── Data extract

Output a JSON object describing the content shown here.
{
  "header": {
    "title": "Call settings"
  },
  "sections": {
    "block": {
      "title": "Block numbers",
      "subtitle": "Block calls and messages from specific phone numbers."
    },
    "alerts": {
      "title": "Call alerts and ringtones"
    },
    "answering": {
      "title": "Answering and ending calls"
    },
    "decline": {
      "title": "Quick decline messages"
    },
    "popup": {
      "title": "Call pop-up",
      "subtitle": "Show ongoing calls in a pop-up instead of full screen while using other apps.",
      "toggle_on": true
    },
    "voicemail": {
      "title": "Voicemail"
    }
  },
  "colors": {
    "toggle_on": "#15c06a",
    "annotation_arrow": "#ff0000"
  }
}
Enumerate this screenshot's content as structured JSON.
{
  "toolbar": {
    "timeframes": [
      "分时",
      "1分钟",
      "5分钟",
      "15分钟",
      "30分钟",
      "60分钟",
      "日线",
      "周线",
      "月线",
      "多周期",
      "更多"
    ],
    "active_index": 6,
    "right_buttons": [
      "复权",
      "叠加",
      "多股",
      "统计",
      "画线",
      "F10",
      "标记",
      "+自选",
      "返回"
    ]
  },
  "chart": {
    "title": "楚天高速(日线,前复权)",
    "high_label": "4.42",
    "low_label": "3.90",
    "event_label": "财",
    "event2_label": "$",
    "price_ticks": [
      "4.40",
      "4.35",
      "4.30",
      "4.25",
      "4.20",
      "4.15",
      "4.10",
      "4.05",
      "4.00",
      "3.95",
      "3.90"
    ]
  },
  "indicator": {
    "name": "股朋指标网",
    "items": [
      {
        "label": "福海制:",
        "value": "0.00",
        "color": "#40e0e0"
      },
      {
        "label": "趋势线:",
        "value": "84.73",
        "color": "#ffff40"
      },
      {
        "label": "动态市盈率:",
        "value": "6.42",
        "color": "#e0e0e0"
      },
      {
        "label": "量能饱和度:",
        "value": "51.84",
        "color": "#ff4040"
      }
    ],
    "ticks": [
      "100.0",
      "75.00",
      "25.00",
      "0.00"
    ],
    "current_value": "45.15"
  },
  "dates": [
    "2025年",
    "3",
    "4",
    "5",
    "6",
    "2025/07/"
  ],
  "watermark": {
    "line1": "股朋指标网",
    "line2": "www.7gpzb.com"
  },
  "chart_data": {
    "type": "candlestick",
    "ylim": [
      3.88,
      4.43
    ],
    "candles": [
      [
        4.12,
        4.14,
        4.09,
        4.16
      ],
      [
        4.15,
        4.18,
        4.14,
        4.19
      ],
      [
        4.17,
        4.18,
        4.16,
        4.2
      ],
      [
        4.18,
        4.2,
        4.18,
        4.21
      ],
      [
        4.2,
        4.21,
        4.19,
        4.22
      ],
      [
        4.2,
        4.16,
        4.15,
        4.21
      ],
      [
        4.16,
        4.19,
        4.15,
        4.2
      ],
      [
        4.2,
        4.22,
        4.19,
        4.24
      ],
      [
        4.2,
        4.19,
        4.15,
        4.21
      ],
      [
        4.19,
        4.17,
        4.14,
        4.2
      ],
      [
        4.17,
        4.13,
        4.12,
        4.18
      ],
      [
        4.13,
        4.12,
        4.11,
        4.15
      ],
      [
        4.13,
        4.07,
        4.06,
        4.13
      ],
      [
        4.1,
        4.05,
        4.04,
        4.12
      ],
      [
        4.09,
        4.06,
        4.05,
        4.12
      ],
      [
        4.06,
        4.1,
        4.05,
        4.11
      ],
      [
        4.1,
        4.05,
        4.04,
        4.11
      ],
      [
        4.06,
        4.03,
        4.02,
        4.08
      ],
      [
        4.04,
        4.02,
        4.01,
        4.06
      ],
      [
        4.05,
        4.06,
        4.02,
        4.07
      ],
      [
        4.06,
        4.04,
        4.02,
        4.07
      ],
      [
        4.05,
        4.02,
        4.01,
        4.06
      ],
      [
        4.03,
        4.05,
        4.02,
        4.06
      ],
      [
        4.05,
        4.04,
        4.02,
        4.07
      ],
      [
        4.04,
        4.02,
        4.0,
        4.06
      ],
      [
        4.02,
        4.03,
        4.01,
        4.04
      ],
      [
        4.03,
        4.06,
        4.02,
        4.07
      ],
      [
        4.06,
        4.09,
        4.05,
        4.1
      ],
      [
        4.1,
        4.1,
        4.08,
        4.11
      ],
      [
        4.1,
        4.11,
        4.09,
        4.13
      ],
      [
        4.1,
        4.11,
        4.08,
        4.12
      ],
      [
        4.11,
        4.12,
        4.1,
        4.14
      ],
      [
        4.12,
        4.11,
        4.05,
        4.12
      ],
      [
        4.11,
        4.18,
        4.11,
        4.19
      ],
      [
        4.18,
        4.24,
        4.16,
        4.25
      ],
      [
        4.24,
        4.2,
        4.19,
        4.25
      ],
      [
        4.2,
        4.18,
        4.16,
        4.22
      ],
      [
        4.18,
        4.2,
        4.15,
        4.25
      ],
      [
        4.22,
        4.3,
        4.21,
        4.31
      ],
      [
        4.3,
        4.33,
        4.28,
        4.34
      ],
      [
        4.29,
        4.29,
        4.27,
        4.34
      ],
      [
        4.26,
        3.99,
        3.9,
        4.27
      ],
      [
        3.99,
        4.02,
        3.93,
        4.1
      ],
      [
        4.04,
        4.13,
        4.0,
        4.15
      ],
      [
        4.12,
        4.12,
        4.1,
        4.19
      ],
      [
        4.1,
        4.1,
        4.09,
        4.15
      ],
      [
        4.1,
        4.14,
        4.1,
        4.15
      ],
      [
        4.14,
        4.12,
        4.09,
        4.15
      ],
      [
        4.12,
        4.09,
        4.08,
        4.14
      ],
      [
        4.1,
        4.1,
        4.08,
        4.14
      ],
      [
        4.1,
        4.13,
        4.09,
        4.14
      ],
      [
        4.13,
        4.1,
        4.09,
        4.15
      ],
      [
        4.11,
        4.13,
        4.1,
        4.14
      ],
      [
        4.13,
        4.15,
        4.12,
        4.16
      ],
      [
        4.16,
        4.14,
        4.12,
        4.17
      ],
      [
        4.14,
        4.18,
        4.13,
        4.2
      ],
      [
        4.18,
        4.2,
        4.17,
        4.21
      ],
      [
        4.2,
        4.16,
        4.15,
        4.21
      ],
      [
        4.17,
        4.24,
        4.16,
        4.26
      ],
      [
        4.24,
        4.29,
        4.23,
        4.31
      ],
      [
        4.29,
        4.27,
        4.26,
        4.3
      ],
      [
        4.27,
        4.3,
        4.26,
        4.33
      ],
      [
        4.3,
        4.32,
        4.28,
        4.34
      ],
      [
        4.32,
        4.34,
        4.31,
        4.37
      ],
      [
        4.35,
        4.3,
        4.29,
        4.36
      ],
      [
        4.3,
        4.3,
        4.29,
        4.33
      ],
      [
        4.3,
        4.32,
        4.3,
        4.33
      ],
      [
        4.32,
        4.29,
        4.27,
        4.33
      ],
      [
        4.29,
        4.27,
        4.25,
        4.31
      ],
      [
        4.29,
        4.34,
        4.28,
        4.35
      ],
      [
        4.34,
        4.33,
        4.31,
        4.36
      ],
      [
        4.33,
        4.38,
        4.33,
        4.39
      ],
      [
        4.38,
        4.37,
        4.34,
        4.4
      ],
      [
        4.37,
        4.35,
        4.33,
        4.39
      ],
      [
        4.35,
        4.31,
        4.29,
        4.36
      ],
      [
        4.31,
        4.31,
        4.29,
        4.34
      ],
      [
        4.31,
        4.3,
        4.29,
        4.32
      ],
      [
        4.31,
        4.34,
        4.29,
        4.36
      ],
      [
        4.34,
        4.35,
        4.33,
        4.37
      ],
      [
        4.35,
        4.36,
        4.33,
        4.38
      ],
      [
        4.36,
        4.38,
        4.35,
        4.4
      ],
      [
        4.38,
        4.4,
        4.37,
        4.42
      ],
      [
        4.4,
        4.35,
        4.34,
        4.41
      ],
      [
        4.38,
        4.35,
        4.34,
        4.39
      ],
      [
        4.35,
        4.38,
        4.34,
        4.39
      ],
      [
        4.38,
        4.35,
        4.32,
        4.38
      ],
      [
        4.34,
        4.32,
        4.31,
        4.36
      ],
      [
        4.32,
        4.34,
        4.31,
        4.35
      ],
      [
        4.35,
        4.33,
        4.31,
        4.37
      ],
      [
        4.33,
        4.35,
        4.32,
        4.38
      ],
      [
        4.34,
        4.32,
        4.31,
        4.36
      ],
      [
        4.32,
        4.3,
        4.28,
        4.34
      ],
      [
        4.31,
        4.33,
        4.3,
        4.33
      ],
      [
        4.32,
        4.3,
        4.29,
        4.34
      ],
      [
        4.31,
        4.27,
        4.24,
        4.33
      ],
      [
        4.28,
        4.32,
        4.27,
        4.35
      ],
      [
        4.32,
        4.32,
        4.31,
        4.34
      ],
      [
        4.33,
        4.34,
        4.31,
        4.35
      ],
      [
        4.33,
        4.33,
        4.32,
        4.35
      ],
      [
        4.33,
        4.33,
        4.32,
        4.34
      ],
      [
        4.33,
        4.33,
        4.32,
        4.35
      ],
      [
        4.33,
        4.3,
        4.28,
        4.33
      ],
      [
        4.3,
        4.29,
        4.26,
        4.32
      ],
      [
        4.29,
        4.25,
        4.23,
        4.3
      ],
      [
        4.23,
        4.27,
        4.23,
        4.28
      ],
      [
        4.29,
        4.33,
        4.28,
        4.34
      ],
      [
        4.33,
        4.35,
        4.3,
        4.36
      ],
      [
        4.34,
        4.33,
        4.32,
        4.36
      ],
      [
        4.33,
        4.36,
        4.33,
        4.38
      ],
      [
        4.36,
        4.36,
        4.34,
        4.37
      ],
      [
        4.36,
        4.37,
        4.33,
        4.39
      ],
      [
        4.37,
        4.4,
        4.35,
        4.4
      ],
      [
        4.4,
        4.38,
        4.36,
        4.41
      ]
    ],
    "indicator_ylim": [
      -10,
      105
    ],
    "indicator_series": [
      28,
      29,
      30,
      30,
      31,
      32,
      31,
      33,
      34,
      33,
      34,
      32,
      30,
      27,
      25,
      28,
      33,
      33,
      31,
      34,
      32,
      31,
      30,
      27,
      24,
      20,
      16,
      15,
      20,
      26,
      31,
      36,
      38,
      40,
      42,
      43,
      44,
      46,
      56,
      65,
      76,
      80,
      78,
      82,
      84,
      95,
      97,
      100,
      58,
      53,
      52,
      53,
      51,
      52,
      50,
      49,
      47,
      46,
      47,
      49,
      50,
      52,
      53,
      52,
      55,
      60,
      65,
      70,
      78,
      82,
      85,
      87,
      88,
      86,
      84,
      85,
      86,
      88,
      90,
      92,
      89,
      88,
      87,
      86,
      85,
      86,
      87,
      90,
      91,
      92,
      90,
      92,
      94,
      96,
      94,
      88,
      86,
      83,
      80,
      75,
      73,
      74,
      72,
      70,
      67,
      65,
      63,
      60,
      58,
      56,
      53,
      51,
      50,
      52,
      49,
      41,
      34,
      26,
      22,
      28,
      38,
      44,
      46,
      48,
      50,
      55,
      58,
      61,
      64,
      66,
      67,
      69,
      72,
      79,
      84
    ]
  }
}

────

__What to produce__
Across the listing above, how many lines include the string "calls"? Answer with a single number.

__Finished task__
3